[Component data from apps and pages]
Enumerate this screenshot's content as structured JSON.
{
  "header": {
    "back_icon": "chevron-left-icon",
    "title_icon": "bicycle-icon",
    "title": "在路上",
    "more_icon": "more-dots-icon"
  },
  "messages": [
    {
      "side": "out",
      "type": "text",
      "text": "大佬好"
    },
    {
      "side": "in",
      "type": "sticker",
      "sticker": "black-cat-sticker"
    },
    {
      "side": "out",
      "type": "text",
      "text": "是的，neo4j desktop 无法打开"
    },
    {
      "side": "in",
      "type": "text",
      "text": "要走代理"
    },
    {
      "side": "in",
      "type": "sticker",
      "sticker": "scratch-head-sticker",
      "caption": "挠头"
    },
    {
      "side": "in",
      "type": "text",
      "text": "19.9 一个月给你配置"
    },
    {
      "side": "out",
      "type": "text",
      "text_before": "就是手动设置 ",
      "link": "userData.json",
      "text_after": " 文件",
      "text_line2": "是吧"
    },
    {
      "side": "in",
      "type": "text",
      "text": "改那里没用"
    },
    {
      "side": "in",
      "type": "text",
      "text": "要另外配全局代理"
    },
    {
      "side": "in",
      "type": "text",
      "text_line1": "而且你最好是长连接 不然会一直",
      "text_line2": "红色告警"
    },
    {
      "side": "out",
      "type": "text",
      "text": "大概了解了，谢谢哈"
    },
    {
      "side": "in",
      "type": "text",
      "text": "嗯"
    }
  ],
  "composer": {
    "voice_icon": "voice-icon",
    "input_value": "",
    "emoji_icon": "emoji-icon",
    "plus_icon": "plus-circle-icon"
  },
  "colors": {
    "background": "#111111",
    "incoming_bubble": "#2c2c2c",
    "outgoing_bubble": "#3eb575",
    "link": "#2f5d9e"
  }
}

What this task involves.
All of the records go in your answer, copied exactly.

Response to this exercise.
Enumerate this screenshot's content as structured JSON.
{
  "header": {
    "back_icon": "chevron-left-icon",
    "title_icon": "bicycle-icon",
    "title": "在路上",
    "more_icon": "more-dots-icon"
  },
  "messages": [
    {
      "side": "out",
      "type": "text",
      "text": "大佬好"
    },
    {
      "side": "in",
      "type": "sticker",
      "sticker": "black-cat-sticker"
    },
    {
      "side": "out",
      "type": "text",
      "text": "是的，neo4j desktop 无法打开"
    },
    {
      "side": "in",
      "type": "text",
      "text": "要走代理"
    },
    {
      "side": "in",
      "type": "sticker",
      "sticker": "scratch-head-sticker",
      "caption": "挠头"
    },
    {
      "side": "in",
      "type": "text",
      "text": "19.9 一个月给你配置"
    },
    {
      "side": "out",
      "type": "text",
      "text_before": "就是手动设置 ",
      "link": "userData.json",
      "text_after": " 文件",
      "text_line2": "是吧"
    },
    {
      "side": "in",
      "type": "text",
      "text": "改那里没用"
    },
    {
      "side": "in",
      "type": "text",
      "text": "要另外配全局代理"
    },
    {
      "side": "in",
      "type": "text",
      "text_line1": "而且你最好是长连接 不然会一直",
      "text_line2": "红色告警"
    },
    {
      "side": "out",
      "type": "text",
      "text": "大概了解了，谢谢哈"
    },
    {
      "side": "in",
      "type": "text",
      "text": "嗯"
    }
  ],
  "composer": {
    "voice_icon": "voice-icon",
    "input_value": "",
    "emoji_icon": "emoji-icon",
    "plus_icon": "plus-circle-icon"
  },
  "colors": {
    "background": "#111111",
    "incoming_bubble": "#2c2c2c",
    "outgoing_bubble": "#3eb575",
    "link": "#2f5d9e"
  }
}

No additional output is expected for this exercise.